It remains a mystery why Goldie was so insistent on fast-tracking contracts to RMC, but he apparently got another approved before being thrown out the door. We’ll follow up on that.
There remains a question of whether Goldie exceeded his authority when he started modifying contracts without board consent, and whether this put board members at risk of being sued. This definitely could have played a factor in his departure.
One of Goldie’s final acts as CEO was commissioning an investigation into district employees who blow the whistle. It is taking place right now and Yamamoto’s office has dragged its feet on releasing contract details to San Jose Inside. The witch hunt is an obvious misuse of taxpayer dollars in a time of drought.
Goldie’s cavalier attitude rubbed the board of directors raw, and the district’s employees were fed up with a CEO continuing to accumulate raises and performance bonuses while they did the real work day in and day out.
The district can spit shine Goldie’s legacy all it likes, but it would do the public a favor by admitting addition by subtraction has made the agency more accountable.
Beau Goldie’s top accomplishments, according to the Water District.
- Opening of the Silicon Valley Advanced Water Purification Center;
- Establishing the district as a leader in the state in terms of drought response;
- Accelerating a purified water program to develop drought-proof supplies to help with future droughts and climate change impacts;
- Seeing the successful passage and early implementation of the 15-year Safe, Clean Water and Natural Flood Protection Program, which voters passed with nearly 74% support in November 2012;
- Improving the Asset Management Program to protect and efficiently maintain investment in district assets;
- Developing and implementing programs to ensure a sustainable workforce in the future as a wave of Baby Boomer retirements is expected; and
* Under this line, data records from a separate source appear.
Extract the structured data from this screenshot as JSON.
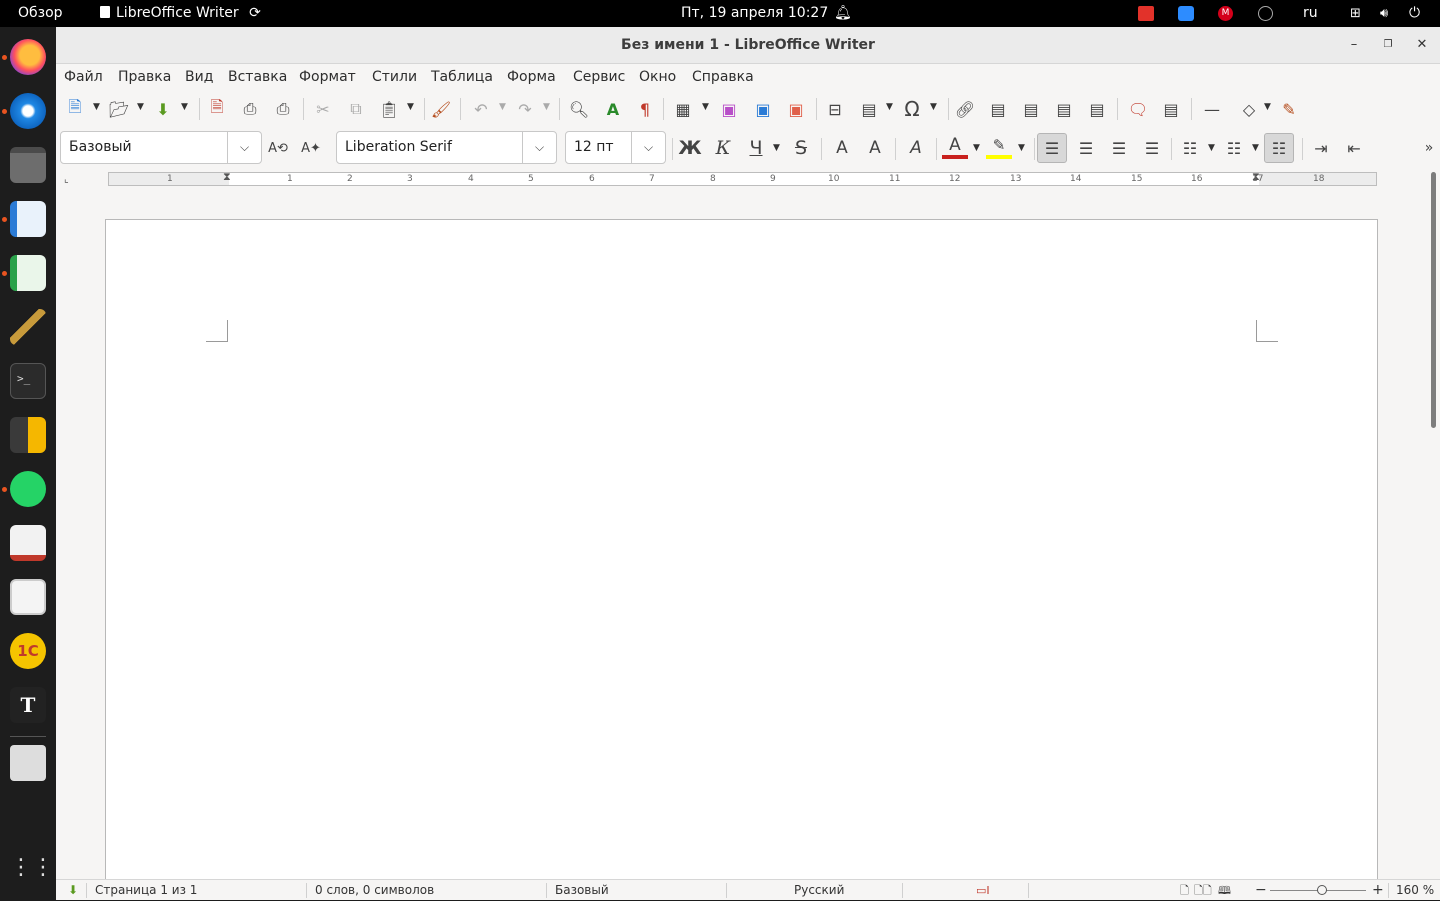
{
  "topbar": {
    "activities": "Обзор",
    "app_name": "LibreOffice Writer",
    "clock": "Пт, 19 апреля  10:27",
    "keyboard_layout": "ru"
  },
  "window": {
    "title": "Без имени 1 - LibreOffice Writer"
  },
  "menubar": {
    "items": [
      "Файл",
      "Правка",
      "Вид",
      "Вставка",
      "Формат",
      "Стили",
      "Таблица",
      "Форма",
      "Сервис",
      "Окно",
      "Справка"
    ]
  },
  "formatting": {
    "paragraph_style": "Базовый",
    "font_name": "Liberation Serif",
    "font_size": "12 пт",
    "bold_label": "Ж",
    "italic_label": "К",
    "underline_label": "Ч",
    "strike_label": "S",
    "superscript_label": "A",
    "subscript_label": "A",
    "clear_format_label": "A",
    "font_color_label": "A"
  },
  "ruler": {
    "numbers": [
      "1",
      "1",
      "2",
      "3",
      "4",
      "5",
      "6",
      "7",
      "8",
      "9",
      "10",
      "11",
      "12",
      "13",
      "14",
      "15",
      "16",
      "17",
      "18"
    ]
  },
  "statusbar": {
    "page": "Страница 1 из 1",
    "words": "0 слов, 0 символов",
    "style": "Базовый",
    "language": "Русский",
    "zoom": "160 %"
  },
  "colors": {
    "accent": "#e95420",
    "font_color": "#c9211e",
    "highlight": "#ffff00"
  }
}
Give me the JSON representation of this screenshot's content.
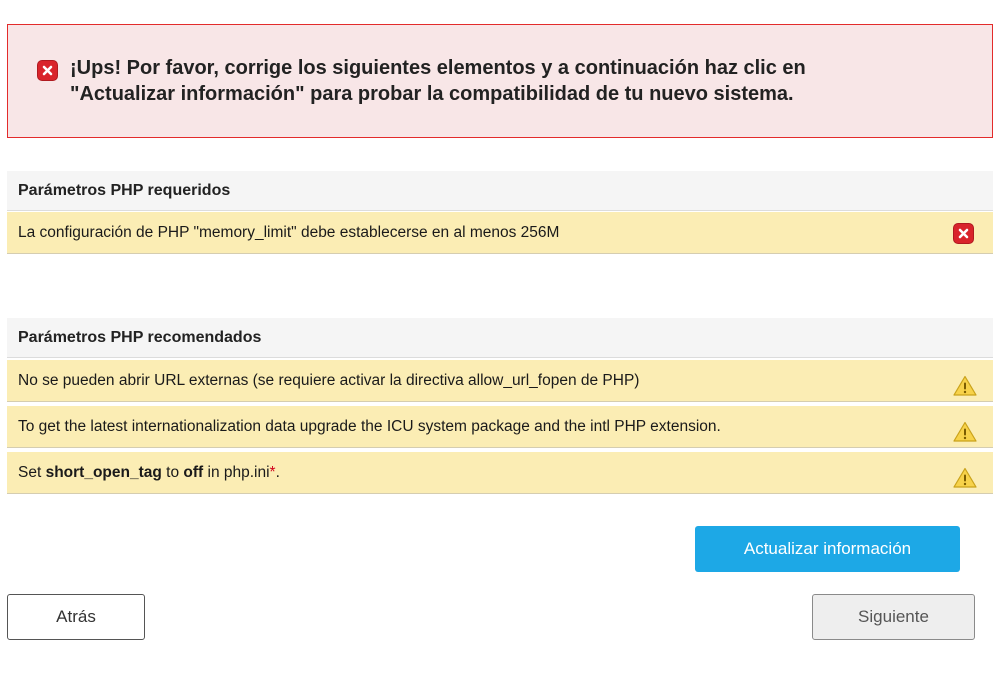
{
  "alert": {
    "icon": "error-icon",
    "text_line1": "¡Ups! Por favor, corrige los siguientes elementos y a continuación haz clic en",
    "text_line2": "\"Actualizar información\" para probar la compatibilidad de tu nuevo sistema."
  },
  "required": {
    "header": "Parámetros PHP requeridos",
    "rows": [
      {
        "text": "La configuración de PHP \"memory_limit\" debe establecerse en al menos 256M",
        "status_icon": "error-icon"
      }
    ]
  },
  "recommended": {
    "header": "Parámetros PHP recomendados",
    "rows": [
      {
        "text": "No se pueden abrir URL externas (se requiere activar la directiva allow_url_fopen de PHP)",
        "status_icon": "warning-icon"
      },
      {
        "text": "To get the latest internationalization data upgrade the ICU system package and the intl PHP extension.",
        "status_icon": "warning-icon"
      },
      {
        "text_pre": "Set ",
        "text_bold1": "short_open_tag",
        "text_mid": " to ",
        "text_bold2": "off",
        "text_post": " in php.ini",
        "text_mark": "*",
        "text_end": ".",
        "status_icon": "warning-icon"
      }
    ]
  },
  "buttons": {
    "refresh_label": "Actualizar información",
    "back_label": "Atrás",
    "next_label": "Siguiente"
  },
  "colors": {
    "alert_border": "#e32b2b",
    "alert_bg": "#f8e6e7",
    "row_bg": "#fbedb4",
    "primary": "#1da8e6",
    "error": "#d9242b",
    "warning": "#f5c518"
  }
}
- Improving organizational performance and transparency through a comprehensive Management Audit Program.
This article has been updated.